Falling Stars. September 2017.

Dear Rowley,

The sadness of watching Nick Broomfield’s documentary about the late Whitney Houston last night. You might disagree but I think the single greatest gift a person can be born with is a voice. Voices like Whitney’s come once in a generation. You wish, like Streisand, that she had taken care of it so much better.

There was much I didn’t know about Whitney Houston’s career. Like Garland, she was a child prodigy. Like Diana Princess of Wales, she was world famous by the age of nineteen. Whitney was a construct of poor but ambitious parents and a record industry that saw in her a recording artist who could break out of R&B and be a pop superstar.

Looking at early footage of Whitney, she appears to be the sweetest, most wholesome and happy young girl. I remember one of the few genuinely carefree moments in my life prancing to I Wanna Dance With Somebody in a Minorcan nightclub as a teenager. Whitney sang about fun, love and optimism.

What we didn’t know was that the Houston family was as controlling as the Jacksons and that Whitney’s relationship with her right hand woman Robyn Crawford was probably intimate which concerned her church-going family. I didn’t know how much criticism came from the black community that Whitney had somehow sold out and forgotten her roots.

The tragedy was, of course, that she never did. It seems conclusive that Whitney Houston became addicted to notorious rapper Bobby Brown to give her credibility that she’d actually earned long before she fell for a very bad and manipulative man. What transpired after the marriage was a fight for Whitney Houston’s soul between Brown and Robyn Crawford.

The sadness in the documentary was seeing Whitney decline so sharply after her marriage to Brown. They seemed to be living in squalor in hotel bedrooms while on tour or totally manic pre and post show. Brown is invariably swaggering and basking in Whitney’s light while she appears slow, confused and seeing life in soft focus. The physical deterioration of Whitney’s looks and her voice are heartbreaking.

When Whitney made The Bodyguard and sang the best selling soundtrack of all time topped by I Will Always Love You the industry could comfortably have predicted a great career in movies. Instead her world tours with Brown in tow destroyed that precious gift. Her real bodyguard was fired for writing a report demanding that her family break the cycle of self-destruction and get her into rehab.

A lot of the footage for the documentary was taken for a backstage movie of a Whitney world tour in 1999. She’d bobbed her hair and made a comeback record prophetically called It’s Not Right But It’s Okay. There is endless film of Brown and Whitney falling out of nightclubs or she slumped in a dressing room sweating and shaking after giving her all onstage.

It was after this tour that Robyn walked away from Whitney Houston. To her credit, she’s never written a book and the same can’t be said of Whitney’s mother and Bobby Brown. With Robyn’s exit, the drugs sent Whitney into the downward spiral from which she would never recover.

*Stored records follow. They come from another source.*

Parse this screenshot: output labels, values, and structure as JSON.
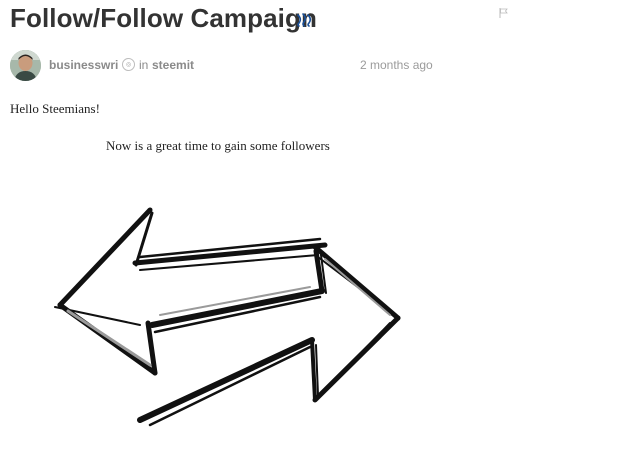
{
  "post": {
    "title": "Follow/Follow Campaign",
    "flag_icon": "flag-icon",
    "title_icon": "steem-logo-icon"
  },
  "byline": {
    "author": "businesswri",
    "reputation_icon": "reputation-badge-icon",
    "in_label": "in",
    "community": "steemit",
    "timestamp": "2 months ago"
  },
  "body": {
    "greeting": "Hello Steemians!",
    "subline": "Now is a great time to gain some followers",
    "image_description_icon": "double-arrow-sketch-image"
  },
  "colors": {
    "title": "#333333",
    "meta": "#8a8a8a",
    "steem_blue": "#1a5099"
  }
}
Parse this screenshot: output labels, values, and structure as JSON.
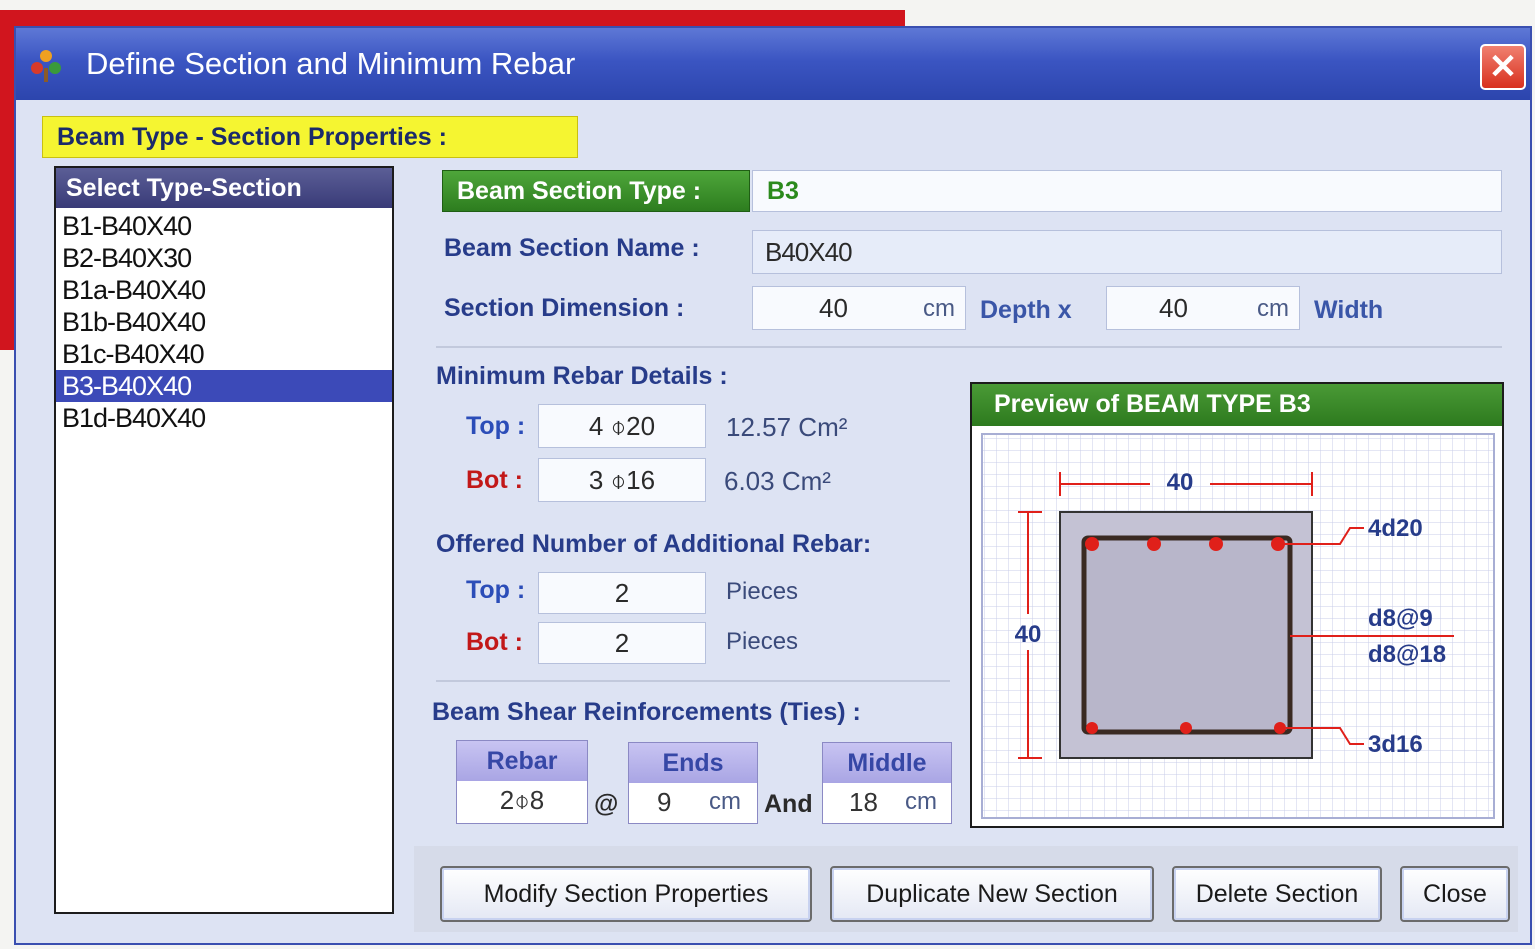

Having been replaced to sing at the Academy Awards, Whitney appeared on a disastrous tribute to Michael Jackson looking skeletal. When asked on live television which drug was the biggest devil in her life,  she replied ‘no, that’ll be me’. Her father died saying Whitney owed him money.

Whitney semi-retired and went into rehab. By now she was looking like Billie Holiday in the last months of her life. Still married to Brown, they had a daughter Bobbi. There was a godawful scene when she brought the child on stage during a stadium tour and the little kid was bewildered to say the least as her mother jumped around her fist pumping to the crowds.

There’s a poignant recording that Judy Garland made towards the end of her life saying bitterly that her fortune had been consumed by supporting everyone around her with n increasingly failing voice. Whitney tore through $250 million before her death in 2012. She’d been divorced from Brown since 2007 and had sought solace in drugs again.

Whitney Houston’s life ended on the night of the Grammy Awards where she was slated to appear. In a truly horrible postscript, her daughter was found dead like her mother in the bath aged twenty-two.

Whitney wasn’t the first and she won’t be the last talent to be extinguished by bad men and bad drugs. But did nobody see it coming in the earliest stages or intervene when it was obvious Whitney’s life was in danger?

Of the current crop of superstar lady singers, Madonna appears to be indestructible, Britney Spears crashed the car but survived and Gaga has her head screwed-on. You’d hope the people surrounding Katy Perry, Taylor Swift and Beyonce will protect their assets as long as money is being made. But, then again, you’d have thought the same about Whitney Houston.